Problem statement:
Bring together every line in the data that includes "Payment".

Supplied records:
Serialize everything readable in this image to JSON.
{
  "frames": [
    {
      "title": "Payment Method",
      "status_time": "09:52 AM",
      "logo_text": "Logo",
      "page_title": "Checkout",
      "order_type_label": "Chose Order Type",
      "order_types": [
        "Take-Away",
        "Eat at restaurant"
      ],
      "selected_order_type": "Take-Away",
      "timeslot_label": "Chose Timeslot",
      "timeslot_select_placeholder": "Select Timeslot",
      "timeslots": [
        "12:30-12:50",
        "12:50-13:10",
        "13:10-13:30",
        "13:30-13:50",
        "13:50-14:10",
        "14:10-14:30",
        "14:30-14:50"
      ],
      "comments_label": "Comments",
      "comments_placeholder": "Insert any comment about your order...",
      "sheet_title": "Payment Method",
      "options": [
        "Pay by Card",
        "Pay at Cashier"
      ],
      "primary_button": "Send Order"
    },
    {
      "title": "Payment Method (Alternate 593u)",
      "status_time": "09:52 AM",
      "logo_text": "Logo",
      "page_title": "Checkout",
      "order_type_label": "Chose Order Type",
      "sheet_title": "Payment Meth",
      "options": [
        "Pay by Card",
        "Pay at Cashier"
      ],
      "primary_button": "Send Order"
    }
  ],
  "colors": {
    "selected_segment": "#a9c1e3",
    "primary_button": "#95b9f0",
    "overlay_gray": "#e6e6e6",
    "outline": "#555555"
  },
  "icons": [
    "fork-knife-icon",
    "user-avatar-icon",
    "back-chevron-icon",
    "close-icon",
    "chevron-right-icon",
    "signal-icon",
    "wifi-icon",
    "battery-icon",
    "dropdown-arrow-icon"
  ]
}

Output of the task:
      "title": "Payment Method",
      "sheet_title": "Payment Method",
      "title": "Payment Method (Alternate 593u)",
      "sheet_title": "Payment Meth",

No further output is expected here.